- Task goal
Going through the entries, how many lines include the string "Lane"? Answer only with the number.

▼

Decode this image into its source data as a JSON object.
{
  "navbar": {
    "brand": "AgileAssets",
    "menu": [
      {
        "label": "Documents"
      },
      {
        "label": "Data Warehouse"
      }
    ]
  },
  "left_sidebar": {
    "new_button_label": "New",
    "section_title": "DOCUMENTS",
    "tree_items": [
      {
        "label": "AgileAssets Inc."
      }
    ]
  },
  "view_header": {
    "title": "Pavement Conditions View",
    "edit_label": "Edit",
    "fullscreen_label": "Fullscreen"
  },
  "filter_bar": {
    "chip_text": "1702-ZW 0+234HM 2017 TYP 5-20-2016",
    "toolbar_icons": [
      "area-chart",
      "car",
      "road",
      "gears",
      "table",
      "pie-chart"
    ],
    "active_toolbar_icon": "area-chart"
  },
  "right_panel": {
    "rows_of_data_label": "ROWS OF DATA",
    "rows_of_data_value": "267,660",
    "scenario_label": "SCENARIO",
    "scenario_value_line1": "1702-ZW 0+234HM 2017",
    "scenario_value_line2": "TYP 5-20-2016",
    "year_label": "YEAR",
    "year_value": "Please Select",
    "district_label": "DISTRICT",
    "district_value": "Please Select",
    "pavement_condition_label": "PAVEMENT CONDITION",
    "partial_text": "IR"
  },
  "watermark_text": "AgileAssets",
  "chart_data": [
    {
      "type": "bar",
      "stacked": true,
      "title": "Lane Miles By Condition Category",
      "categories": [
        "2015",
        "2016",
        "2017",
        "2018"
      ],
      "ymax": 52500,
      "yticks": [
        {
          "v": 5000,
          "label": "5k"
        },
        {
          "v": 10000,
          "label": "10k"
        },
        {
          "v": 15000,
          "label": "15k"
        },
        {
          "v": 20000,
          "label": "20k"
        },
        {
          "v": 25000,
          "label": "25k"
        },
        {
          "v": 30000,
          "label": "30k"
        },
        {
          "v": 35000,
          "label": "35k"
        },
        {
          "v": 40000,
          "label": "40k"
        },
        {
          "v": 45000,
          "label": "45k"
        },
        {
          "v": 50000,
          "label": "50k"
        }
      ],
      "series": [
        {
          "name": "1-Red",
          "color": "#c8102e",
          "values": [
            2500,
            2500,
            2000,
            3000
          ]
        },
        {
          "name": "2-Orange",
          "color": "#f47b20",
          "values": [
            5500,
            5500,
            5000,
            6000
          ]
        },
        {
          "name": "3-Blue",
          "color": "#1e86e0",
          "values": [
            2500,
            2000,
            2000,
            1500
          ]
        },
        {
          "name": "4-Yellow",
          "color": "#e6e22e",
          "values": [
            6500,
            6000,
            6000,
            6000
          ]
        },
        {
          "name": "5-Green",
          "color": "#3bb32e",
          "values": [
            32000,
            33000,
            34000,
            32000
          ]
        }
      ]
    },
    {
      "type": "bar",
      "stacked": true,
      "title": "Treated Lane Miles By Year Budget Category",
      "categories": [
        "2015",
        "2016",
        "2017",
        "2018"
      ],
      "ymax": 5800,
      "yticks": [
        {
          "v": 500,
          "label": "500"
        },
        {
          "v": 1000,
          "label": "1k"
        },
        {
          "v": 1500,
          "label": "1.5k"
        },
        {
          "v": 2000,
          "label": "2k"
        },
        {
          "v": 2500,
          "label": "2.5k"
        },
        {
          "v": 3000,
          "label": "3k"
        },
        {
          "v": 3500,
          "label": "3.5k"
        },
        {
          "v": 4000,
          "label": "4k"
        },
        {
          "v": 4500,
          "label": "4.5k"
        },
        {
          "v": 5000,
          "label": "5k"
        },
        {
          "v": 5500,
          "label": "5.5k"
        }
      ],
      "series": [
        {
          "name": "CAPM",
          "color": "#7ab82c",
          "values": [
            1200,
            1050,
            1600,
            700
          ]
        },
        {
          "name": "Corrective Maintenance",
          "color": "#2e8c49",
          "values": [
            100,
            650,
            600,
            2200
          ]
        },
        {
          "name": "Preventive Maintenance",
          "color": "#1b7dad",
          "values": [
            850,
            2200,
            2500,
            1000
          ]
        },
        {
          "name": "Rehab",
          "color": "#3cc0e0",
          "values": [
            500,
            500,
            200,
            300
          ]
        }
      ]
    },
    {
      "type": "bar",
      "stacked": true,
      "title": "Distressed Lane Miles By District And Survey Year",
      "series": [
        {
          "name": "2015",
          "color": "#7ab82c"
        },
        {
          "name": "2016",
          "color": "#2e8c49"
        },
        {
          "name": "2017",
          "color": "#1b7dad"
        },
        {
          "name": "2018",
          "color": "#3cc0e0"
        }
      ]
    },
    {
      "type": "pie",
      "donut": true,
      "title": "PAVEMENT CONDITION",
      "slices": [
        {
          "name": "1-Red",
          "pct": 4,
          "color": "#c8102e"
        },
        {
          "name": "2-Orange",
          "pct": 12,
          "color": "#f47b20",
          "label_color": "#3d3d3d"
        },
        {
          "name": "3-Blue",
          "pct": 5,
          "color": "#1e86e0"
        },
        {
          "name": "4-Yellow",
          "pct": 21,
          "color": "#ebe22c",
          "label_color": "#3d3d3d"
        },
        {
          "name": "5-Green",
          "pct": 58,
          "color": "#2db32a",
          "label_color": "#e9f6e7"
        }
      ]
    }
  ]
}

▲

- Answer for the task
3